– John talks to the first guy that approaches him when we get out of the car. The “vendor” is indeed relentless. John finally buys a hat. (Somewhere along the way the hat was lost before John left India — I call that karma.)

– The elephant pulls up to the platform and we are instructed to get on. Once seated, the safety bar on our carrying vessel atop the elephant is latched in front of us and we are off.

There are an endless string of elephants pulling up to the platform with people boarding them. This creates a long parade of elephants walking up a steep incline to the fort entrance. We had THE SLOWEST elephant. I actually meant to take down the number of this large mammal so that I could warn others who may visit the Amber Fort in the near future to steer clear of this guy. Other elephants en route were passing us up — he was THAT slow.

John and I get along very well in general and although there were many overwhelming things coming at us quickly as we experienced India for the first time together, we did a very good job of trying to be in the moment, make the most of the situation and keep a positive outlook. That said, some things to consider for your first elephant ride:

  1. Do not take your first elephant ride on a steep incline. I’ll go so far as to say maybe don’t ever ride an elephant up a long incline.
  2. If you find yourself boarding an elephant for an inclined ride, put the bigger person toward the butt of the large mammal. If you do not, the larger person will continue to slide backward during the ride and crush the smaller person against the metal frame of the carrying vessel, causing discomfort and testing of the smaller person’s patience.
  3. Try not to do this in 107 degree Fahrenheit weather at midday when the sun it peaking.
  4. Send out as many positive thoughts as you can to secure your ride on an elephant that is relatively quick on its feet and who doesn’t cause you to wonder if it is going to stroke while you are riding on it.

All said and done, John and I reached the end of the ride where we finished the last few minutes on a flat surface.
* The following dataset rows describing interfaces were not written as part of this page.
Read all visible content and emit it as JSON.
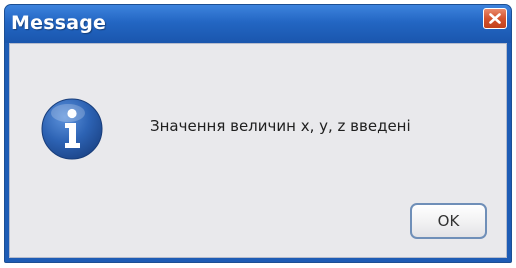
{
  "window": {
    "title": "Message",
    "close_icon": "close-icon"
  },
  "dialog": {
    "icon": "info-icon",
    "message": "Значення величин x, y, z введені",
    "ok_label": "OK"
  },
  "colors": {
    "titlebar": "#2366c3",
    "client_bg": "#e9e9ec",
    "close_button": "#d4532e",
    "info_icon": "#2d63b4"
  }
}
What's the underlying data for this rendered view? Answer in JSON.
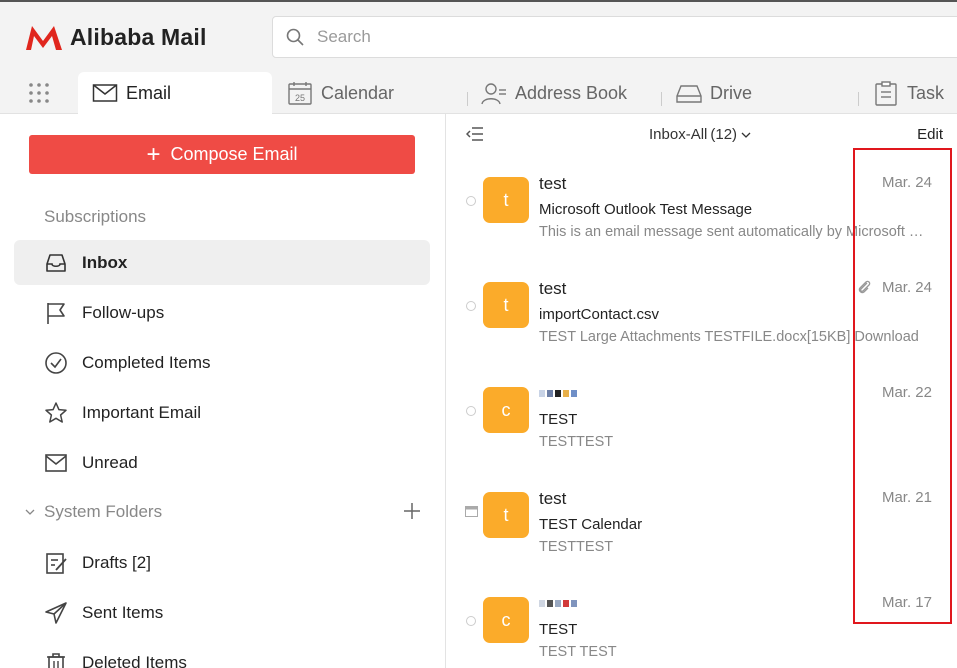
{
  "app": {
    "title": "Alibaba Mail",
    "brand_color": "#e0261d"
  },
  "search": {
    "placeholder": "Search"
  },
  "tabs": [
    {
      "label": "Email",
      "icon": "mail-icon",
      "active": true
    },
    {
      "label": "Calendar",
      "icon": "calendar-icon",
      "badge": "25"
    },
    {
      "label": "Address Book",
      "icon": "contacts-icon"
    },
    {
      "label": "Drive",
      "icon": "drive-icon"
    },
    {
      "label": "Task",
      "icon": "task-icon"
    }
  ],
  "sidebar": {
    "compose_label": "Compose Email",
    "compose_color": "#ef4b45",
    "subscriptions_label": "Subscriptions",
    "items": [
      {
        "label": "Inbox",
        "icon": "inbox-icon",
        "active": true
      },
      {
        "label": "Follow-ups",
        "icon": "flag-icon"
      },
      {
        "label": "Completed Items",
        "icon": "check-circle-icon"
      },
      {
        "label": "Important Email",
        "icon": "star-icon"
      },
      {
        "label": "Unread",
        "icon": "envelope-icon"
      }
    ],
    "system_folders_label": "System Folders",
    "system_items": [
      {
        "label": "Drafts [2]",
        "icon": "drafts-icon"
      },
      {
        "label": "Sent Items",
        "icon": "send-icon"
      },
      {
        "label": "Deleted Items",
        "icon": "trash-icon"
      }
    ]
  },
  "mail_list": {
    "folder_label": "Inbox-All",
    "count": "(12)",
    "edit_label": "Edit",
    "avatar_color": "#fbab2a",
    "messages": [
      {
        "avatar": "t",
        "sender": "test",
        "subject": "Microsoft Outlook Test Message",
        "preview": "This is an email message sent automatically by Microsoft Outlook while testing the settings for your account.",
        "date": "Mar. 24",
        "attachment": false
      },
      {
        "avatar": "t",
        "sender": "test",
        "subject": "importContact.csv",
        "preview": "TEST Large Attachments TESTFILE.docx[15KB] Download",
        "date": "Mar. 24",
        "attachment": true
      },
      {
        "avatar": "c",
        "sender": "",
        "subject": "TEST",
        "preview": "TESTTEST",
        "date": "Mar. 22",
        "attachment": false
      },
      {
        "avatar": "t",
        "sender": "test",
        "subject": "TEST Calendar",
        "preview": "TESTTEST",
        "date": "Mar. 21",
        "attachment": false
      },
      {
        "avatar": "c",
        "sender": "",
        "subject": "TEST",
        "preview": "TEST TEST",
        "date": "Mar. 17",
        "attachment": false
      }
    ]
  }
}
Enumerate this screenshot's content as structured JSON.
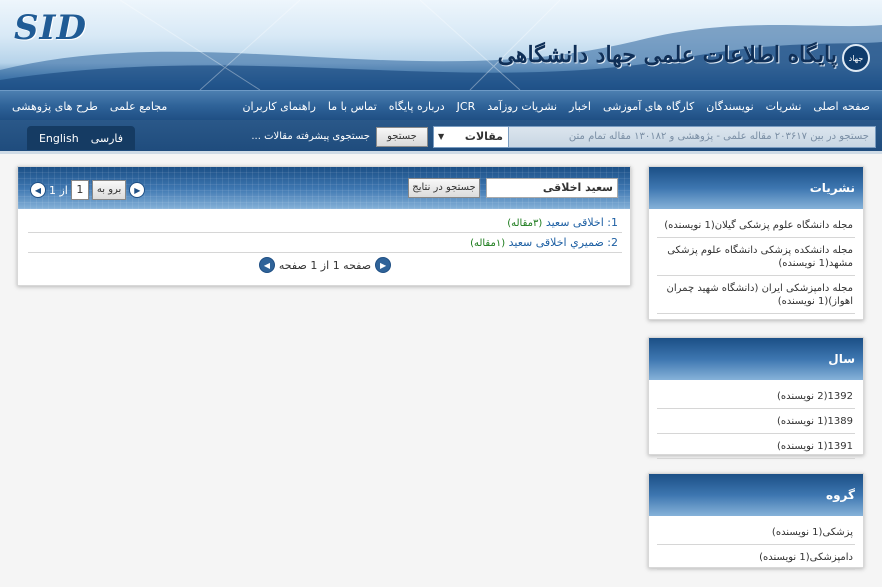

That would explain the thumbs up and the smiles in the picture below.

Elephant ride Amber Fort Jaipur 042015

True story — John and I were discussing the slowness of the elephant as we rode (as we tried to remain positive AND as we discussed how horrible it would be if the animal did indeed stroke). We decided it must be a really old elephant and this would probably be one of its last seasons doing this. Just as we finally approached level ground at the end of the route another elephant on its way back to the bottom passes us, and the guide says, “That elephant (pointing) is this one’s mother.” So much for our old as dirt elephant theory…